LVMH has commissioned ciguë to apply its vision to the new La Samaritaine department store, which is at last opening its doors after being closed for a long time. On 3 floors along the Rue de Rivoli, ciguë continues to fragment Parisian archetypes: a process already set in motion by Sanaa’s powerful undulating glass façade.
A casting of a colonne Morris set into the entrance gives a foretaste of what is to come; three Greek sculptures set around a rotunda are a nod to the nearby Louvre, while deckchairs recall the Tuileries or the Palais-Royal (except that here they are white). Part of a sloping Hausmann-era façade made of artificial stone situates La Samaritaine in an imaginary Paris. The process of deconstruction continues on the top floor, where plaster fragments of apartments are used as changing rooms.
Walls have been cut through to reveal roof frames whose recycled timber contrasts with the ultra-radical steel rivets, hooks and handles designed by ciguë. Tables and chairs with missing legs seem to comfort themselves by leaning against blocks whose geometric shapes, contemporary materials and beige-and-yellow colour scheme contrast sharply with these remnants of the past.
And yet behind this ‘organised wreck’ lies a meticulously designed layout that makes it possible to reconfigure the open-space retail areas at will, inviting brands to occupy them without disturbing the overall look and feel of the three floors interior-designed by ciguë. The racks, shelves and tables are mobile, while the space seems to float in a city where fluidity reigns, inviting customers to wander around freely and to pause for a while at one of the Foodtrucks and cafés.

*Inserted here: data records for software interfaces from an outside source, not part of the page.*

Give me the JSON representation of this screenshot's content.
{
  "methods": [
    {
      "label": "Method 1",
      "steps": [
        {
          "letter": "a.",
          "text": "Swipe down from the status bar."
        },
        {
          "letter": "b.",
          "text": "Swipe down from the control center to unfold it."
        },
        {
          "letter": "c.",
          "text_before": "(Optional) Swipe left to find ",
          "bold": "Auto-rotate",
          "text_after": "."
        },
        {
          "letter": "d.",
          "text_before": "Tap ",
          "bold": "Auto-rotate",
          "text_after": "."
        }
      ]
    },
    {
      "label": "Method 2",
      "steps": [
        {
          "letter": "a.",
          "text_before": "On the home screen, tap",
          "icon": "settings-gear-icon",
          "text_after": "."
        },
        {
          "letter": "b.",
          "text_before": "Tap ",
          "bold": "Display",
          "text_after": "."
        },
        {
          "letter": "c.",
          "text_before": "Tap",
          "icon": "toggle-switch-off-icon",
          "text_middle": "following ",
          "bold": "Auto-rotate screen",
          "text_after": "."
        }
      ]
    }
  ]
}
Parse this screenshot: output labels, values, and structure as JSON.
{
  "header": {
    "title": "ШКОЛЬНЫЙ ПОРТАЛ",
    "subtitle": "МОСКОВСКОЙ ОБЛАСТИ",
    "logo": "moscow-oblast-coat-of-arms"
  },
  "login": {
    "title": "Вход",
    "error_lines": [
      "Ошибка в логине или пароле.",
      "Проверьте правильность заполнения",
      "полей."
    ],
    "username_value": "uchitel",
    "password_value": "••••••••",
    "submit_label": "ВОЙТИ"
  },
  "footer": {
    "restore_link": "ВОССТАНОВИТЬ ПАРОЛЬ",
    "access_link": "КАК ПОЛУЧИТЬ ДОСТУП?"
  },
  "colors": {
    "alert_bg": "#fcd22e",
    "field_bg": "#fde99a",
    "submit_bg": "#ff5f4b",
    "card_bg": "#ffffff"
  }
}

As if echoing in reverse the busy activity on the floor below, a metal grid unifies the ceiling, its grey colour diffracting light deep into the building.
This is how ciguë interprets the spirit of La Samaritaine: as a flagship store in a city that is endlessly being recycled, and as a contemporary mirage revealing meaningful truth in fragments that have been stripped bare, reactivating the Homo Faber we all hold within us—and constantly evolving.
1. Cabins and stocks
2. Exterior in staff, fermacell and plasterboard
3. Structure in solid pine by reuse
4. Furniture (racks, plinths, podiums, etc.):vibrated aluminum, concrete, pine back plate and recycled white and yellow EDPM
5. Aluminum ceiling
6. Floors in concrete